● PROBLEM TO WORK ON: Return only how many lines in the data include the string "expanded".

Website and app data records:
-=-=-

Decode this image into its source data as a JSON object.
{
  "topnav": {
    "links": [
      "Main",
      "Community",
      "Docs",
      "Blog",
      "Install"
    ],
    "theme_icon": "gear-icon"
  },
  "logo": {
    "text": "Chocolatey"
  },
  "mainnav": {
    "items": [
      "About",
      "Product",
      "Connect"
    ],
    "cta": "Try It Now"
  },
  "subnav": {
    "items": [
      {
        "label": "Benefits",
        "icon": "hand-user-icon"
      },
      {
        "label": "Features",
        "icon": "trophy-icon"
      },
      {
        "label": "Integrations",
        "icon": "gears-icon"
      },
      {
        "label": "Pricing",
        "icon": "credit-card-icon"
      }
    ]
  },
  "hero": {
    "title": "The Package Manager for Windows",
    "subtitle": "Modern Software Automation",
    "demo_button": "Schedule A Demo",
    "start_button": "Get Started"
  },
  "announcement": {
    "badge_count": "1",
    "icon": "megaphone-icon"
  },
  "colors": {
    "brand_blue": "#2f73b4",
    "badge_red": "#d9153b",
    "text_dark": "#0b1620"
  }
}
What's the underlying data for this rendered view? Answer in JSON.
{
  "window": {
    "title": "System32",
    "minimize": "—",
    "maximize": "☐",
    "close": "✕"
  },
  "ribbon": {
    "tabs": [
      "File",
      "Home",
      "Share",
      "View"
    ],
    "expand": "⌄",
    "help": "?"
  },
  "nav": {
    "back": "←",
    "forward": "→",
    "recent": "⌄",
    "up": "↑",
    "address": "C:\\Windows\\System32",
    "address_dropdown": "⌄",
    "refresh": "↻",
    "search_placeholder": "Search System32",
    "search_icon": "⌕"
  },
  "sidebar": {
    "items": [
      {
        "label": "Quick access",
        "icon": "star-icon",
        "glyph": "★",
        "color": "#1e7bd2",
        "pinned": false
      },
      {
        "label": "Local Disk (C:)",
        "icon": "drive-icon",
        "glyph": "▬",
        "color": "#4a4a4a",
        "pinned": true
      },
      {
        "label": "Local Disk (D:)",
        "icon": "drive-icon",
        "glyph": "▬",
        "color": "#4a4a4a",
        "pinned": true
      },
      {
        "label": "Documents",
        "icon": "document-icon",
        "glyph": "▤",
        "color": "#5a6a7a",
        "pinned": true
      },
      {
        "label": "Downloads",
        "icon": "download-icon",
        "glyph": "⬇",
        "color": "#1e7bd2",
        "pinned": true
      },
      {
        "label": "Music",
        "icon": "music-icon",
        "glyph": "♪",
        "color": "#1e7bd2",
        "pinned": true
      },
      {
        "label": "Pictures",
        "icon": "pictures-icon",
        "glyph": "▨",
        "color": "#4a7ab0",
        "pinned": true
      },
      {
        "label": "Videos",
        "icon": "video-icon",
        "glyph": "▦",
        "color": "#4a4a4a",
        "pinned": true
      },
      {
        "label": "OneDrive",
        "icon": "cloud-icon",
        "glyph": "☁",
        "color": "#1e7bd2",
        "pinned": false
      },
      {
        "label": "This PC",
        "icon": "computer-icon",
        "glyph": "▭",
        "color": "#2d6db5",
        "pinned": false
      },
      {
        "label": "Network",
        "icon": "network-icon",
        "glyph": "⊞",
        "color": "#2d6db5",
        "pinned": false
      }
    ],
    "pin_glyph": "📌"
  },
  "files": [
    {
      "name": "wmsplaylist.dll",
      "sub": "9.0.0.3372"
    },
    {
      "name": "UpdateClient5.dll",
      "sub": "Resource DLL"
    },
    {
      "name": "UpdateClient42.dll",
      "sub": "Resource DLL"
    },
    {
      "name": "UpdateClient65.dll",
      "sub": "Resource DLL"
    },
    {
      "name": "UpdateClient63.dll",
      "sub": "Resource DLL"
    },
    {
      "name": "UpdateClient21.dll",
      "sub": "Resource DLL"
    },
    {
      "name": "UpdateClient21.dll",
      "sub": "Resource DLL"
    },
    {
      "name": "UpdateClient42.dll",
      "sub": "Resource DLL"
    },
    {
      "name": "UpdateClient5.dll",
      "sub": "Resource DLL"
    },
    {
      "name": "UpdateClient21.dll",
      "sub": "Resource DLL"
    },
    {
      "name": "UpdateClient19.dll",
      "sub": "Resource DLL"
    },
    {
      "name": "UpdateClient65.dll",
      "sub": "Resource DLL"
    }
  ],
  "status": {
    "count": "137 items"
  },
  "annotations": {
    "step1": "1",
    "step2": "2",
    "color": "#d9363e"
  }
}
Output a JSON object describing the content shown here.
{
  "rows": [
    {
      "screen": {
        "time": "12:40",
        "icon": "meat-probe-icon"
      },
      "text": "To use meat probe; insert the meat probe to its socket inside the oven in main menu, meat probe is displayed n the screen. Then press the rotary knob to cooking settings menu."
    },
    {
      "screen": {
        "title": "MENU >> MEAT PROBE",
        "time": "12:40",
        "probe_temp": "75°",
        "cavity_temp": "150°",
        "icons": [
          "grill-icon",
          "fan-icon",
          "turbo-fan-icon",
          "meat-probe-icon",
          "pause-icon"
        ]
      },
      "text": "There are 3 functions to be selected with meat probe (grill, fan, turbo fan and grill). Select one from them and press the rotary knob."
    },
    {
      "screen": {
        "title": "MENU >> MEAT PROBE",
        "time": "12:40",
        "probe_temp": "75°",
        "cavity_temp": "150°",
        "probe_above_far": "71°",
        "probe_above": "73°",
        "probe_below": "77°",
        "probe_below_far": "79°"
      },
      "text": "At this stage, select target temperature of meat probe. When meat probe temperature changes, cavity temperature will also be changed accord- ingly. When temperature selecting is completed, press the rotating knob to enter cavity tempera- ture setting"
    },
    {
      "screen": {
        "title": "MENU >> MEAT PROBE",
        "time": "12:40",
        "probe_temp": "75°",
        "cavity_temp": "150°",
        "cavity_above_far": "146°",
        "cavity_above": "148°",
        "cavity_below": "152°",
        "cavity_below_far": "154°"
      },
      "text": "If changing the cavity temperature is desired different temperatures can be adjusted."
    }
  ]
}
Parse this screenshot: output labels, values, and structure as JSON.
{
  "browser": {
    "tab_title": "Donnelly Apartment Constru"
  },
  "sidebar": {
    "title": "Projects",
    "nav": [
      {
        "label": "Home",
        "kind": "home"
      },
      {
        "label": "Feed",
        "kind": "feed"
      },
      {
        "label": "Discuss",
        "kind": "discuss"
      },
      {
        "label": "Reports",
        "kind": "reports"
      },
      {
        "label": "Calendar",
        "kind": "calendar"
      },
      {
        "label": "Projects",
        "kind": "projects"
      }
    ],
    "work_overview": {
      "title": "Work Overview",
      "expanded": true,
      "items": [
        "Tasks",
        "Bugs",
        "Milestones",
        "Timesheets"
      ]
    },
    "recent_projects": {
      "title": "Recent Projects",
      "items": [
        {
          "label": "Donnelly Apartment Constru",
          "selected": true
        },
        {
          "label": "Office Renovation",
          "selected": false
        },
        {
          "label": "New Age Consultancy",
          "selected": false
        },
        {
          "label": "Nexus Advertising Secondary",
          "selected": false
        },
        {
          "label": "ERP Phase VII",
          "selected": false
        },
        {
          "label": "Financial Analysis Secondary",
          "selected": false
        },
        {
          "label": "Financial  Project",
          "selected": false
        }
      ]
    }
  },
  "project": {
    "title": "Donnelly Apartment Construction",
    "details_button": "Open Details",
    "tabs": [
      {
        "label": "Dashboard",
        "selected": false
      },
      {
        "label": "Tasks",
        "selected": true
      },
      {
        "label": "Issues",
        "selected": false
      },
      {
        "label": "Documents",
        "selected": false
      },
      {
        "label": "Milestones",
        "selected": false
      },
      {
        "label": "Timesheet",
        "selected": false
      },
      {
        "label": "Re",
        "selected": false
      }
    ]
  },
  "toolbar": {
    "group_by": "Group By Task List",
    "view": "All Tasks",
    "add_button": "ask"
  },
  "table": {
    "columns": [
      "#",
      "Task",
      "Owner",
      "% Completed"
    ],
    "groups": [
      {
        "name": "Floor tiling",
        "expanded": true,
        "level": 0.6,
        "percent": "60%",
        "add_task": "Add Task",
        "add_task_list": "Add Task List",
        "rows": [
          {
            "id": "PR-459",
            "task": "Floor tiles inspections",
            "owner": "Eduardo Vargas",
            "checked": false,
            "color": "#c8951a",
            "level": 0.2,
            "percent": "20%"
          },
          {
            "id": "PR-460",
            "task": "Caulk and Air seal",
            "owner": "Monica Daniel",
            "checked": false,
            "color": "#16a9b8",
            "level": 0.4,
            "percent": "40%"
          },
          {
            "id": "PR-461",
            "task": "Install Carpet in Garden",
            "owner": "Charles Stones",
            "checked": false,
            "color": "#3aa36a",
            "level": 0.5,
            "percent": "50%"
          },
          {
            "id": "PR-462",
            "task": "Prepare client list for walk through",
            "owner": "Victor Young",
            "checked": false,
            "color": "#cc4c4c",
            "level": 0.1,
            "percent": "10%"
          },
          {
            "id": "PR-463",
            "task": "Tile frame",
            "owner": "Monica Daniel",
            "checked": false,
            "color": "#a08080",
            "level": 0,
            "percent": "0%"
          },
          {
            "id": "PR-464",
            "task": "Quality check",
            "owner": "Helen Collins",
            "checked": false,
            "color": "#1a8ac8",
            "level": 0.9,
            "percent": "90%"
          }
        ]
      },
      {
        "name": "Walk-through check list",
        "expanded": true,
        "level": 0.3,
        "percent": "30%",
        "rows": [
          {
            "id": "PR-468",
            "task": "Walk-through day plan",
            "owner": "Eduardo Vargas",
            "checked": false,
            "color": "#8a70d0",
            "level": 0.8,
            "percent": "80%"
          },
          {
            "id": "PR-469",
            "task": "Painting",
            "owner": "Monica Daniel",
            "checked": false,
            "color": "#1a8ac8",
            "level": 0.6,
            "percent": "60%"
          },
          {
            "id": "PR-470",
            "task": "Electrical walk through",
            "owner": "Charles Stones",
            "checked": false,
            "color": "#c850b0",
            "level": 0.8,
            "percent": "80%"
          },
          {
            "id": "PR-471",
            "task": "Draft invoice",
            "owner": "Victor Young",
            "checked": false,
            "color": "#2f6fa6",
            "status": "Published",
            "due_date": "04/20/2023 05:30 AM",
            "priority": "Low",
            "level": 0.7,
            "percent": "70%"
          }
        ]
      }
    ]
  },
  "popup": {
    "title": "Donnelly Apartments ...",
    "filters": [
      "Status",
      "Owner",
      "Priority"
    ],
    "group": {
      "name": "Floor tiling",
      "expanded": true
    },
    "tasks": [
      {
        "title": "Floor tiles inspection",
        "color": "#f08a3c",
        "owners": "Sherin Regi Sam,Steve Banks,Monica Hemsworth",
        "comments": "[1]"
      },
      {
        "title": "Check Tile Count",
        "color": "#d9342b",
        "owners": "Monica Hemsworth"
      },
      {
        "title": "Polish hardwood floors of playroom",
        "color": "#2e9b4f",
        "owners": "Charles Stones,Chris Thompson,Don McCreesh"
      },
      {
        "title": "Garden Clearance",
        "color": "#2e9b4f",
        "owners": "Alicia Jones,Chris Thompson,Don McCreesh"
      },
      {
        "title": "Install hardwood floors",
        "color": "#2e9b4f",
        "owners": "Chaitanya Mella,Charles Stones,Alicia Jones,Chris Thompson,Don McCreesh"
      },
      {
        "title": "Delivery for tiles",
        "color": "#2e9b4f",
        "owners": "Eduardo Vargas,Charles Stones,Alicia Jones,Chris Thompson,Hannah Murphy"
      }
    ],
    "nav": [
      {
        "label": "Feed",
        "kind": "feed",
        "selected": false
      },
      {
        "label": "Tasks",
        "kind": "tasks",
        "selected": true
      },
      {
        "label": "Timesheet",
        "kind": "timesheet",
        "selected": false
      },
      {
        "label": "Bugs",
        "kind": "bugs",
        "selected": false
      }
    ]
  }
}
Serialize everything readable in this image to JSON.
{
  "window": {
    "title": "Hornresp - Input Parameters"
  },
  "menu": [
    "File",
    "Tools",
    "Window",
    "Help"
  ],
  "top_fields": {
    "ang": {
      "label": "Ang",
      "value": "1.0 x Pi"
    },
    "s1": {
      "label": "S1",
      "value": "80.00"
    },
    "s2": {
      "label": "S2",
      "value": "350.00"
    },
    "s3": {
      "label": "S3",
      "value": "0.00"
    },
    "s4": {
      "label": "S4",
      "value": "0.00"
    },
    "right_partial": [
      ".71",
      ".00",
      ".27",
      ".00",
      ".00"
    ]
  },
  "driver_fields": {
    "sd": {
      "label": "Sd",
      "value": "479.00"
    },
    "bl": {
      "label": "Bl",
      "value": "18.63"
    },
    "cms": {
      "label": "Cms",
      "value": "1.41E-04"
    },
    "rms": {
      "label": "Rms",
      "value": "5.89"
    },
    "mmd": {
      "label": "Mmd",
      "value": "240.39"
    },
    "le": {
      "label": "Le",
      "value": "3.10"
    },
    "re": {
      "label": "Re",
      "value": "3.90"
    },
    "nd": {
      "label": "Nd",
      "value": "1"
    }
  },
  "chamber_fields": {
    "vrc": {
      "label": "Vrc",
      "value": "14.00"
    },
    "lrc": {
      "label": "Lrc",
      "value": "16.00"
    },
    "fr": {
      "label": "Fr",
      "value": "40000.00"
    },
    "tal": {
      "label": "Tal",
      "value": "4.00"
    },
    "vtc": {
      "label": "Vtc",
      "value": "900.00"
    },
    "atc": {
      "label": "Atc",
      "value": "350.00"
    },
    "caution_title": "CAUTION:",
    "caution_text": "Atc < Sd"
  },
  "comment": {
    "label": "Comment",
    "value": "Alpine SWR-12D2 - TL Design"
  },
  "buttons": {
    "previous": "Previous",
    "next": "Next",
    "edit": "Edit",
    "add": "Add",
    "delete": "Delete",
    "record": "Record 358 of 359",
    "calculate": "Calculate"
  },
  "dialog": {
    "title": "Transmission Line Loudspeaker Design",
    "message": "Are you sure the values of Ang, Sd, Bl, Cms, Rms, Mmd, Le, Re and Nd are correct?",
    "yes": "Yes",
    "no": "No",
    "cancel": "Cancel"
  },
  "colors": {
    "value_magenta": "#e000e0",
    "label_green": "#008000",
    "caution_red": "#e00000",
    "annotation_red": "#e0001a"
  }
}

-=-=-

● TASK RESULT: 4